Christmas trees are an important part of Georgian Christmas, as well. Georgian Christmas trees, called Chichilaki, are carved from the branches of walnut trees. Hanging, curled strands of white wood give these small trees a distinctive, unmistakable appearance. It is easy to see why Chichilaki are often called "Basil's beard."

Christmas in Serbia and Montenegro

In Serbia and Montenegro, the main Church is the Orthodox Church and they still use the old "Julian" Calendar, which means that Christmas Eve is on 6th and Christmas Day on 7th January.

On the morning of Christmas Eve, the father of the family used to go to the forest to cut a young oak called the 'Badnjak' (Christmas Eve tree). But today people just buy one. Under the table there should be also some straw as a symbol of the stable/cave where Jesus was born.

At Christmas a special kind of bread is eaten. It's called 'cesnica' and each member of the family gets a piece (and the house does too). There is a coin hidden in it and whoever gets the coin will be blessed for the entire year.
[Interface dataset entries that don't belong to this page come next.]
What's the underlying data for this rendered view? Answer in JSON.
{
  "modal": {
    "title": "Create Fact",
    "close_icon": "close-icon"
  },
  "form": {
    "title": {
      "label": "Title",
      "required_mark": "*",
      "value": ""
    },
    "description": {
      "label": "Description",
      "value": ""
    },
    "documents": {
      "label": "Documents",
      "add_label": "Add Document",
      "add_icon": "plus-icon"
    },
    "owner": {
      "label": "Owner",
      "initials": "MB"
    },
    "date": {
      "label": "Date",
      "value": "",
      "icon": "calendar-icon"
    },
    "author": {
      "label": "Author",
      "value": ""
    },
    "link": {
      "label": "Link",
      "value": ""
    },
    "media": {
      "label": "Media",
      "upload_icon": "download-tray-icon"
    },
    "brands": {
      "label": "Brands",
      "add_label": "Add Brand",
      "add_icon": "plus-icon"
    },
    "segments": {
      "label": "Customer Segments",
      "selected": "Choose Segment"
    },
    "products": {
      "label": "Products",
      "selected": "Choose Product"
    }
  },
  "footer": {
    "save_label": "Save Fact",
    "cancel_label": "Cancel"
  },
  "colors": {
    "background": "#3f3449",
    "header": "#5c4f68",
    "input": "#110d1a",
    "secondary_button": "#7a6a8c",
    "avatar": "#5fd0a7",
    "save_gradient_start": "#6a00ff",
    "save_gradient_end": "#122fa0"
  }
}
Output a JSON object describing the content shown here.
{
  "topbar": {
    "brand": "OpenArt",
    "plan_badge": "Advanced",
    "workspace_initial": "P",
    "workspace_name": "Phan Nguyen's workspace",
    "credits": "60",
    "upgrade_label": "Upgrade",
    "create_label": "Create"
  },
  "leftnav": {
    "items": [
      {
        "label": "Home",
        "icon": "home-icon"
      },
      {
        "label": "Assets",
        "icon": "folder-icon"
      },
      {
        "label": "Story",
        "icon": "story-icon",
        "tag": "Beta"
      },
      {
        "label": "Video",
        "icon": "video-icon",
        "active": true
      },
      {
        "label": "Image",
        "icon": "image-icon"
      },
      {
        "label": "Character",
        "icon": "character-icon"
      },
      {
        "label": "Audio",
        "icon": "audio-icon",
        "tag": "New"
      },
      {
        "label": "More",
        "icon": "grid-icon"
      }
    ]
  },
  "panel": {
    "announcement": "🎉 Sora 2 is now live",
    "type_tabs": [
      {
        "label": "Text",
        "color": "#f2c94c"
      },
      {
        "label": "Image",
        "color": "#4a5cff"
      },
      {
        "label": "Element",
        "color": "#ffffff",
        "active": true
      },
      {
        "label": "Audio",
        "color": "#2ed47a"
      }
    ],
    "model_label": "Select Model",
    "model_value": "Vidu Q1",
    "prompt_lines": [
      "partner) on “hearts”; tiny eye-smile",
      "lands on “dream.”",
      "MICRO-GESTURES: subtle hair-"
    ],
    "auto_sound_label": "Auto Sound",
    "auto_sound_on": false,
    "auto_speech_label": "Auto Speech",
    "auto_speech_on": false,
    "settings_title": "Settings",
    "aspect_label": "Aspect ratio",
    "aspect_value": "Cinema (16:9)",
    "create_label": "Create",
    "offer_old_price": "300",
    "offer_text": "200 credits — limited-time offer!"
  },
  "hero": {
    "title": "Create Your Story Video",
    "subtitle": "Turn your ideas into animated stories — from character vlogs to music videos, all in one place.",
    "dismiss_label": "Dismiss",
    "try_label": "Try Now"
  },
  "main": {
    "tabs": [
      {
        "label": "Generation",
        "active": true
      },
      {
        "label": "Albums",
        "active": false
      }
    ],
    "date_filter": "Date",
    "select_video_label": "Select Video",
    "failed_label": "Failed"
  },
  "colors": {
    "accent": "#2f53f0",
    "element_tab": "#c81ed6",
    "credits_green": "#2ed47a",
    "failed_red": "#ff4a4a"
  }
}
Prayers and hymns singing precede the breaking of 'cesnica'. This bread varies by region and may be a simple peasant bread, a sweet bread or even something akin to baklava.

Christmas in Greece

The Holy Nativity of Christ is observed as one of the holiest days of the ecclesiastical year. November 15th marks the beginning of the Holy Nativity Fast all the way to December 24th, Christmas Eve. The Greek Orthodox Church follows the new calendar and therefore celebrates Christmas on December 25th. All Orthodox Christians who practice the Faith attend the various holy services throughout the 40-day fast. The Holy Nativity fast is not as austere as the fast during Great Lent. Christmas is a time for family worship and receiving Holy Communion as a family.

On the day and evening before Christmas and New Year's, children sing the equivalent of carols (kalanda) from house to house. The Orthodox Christmas songs and hymns bring a special blessing to the homes where they are sung at. Often the songs are accompanied by small metal triangles and little clay drums. The children are frequently rewarded with sweets and dried fruits.

The word carol comes from a Greek dance called a choraulein, which was accompanied by flute music. The dance later spread throughout Europe and became especially popular with the French, who replaced the flute music with singing. People originally performed carols on several occasions during the year. Gift giving traditionally takes place on New Year's Day, the Feast-Day of Saint Basil the Great.

Christopsomo (Christ's bread or Christmas bread) is served at the main Christmas meal. There is no better bread to bake for the holiday season than this delicious Greek Christmas bread. Christopsomo, a slightly sweet, light, buttery bread, infused with cinnamon, orange and cloves, all the warm flavors of Christmas. Like all Greek religious holy days, there are special foods and pastries that are made for special occasions. Some of the celebratory foods made at Christmas in Greece are favorites such as Kourabiethes and Melomakarona, although of all foods, bread has the most religious significance in the Orthodox Christian Tradition.

The Christmas bread is usually round in shape, the top is decorated from the dough with a Byzantine cross flavored with aniseed, the ends of the cross swirling around golden walnuts. There are many, many variations to this recipe all over Greece. For example, the Christopsomo in Crete is covered with sesame seeds.

Lamb and pork are roasted in ovens and open spits and there are large family dinners.

As one can see that not all Orthodox Churches and Countries celebrate the Birth of Christ (Christmas) on the same day. Some use the Julian calendar and others the Gregorian calendar. There are 13 days difference between the two calendars.

We, Orthodox Christians, focus acutely on the aspect of the Incarnation of God and the cosmic salvation it has for all mankind. While many of the external trappings are the same, like Christmas trees, wreaths, ribbons, gifts, foods, celebrations, there is an increased emphasis on the spiritual reality of this truly miraculous and Divine Mystery of God becoming man, so that man be united to God and to one another.


With sincere agape in His Holy Nativity,
The sinner and unworthy servant of God

+Father George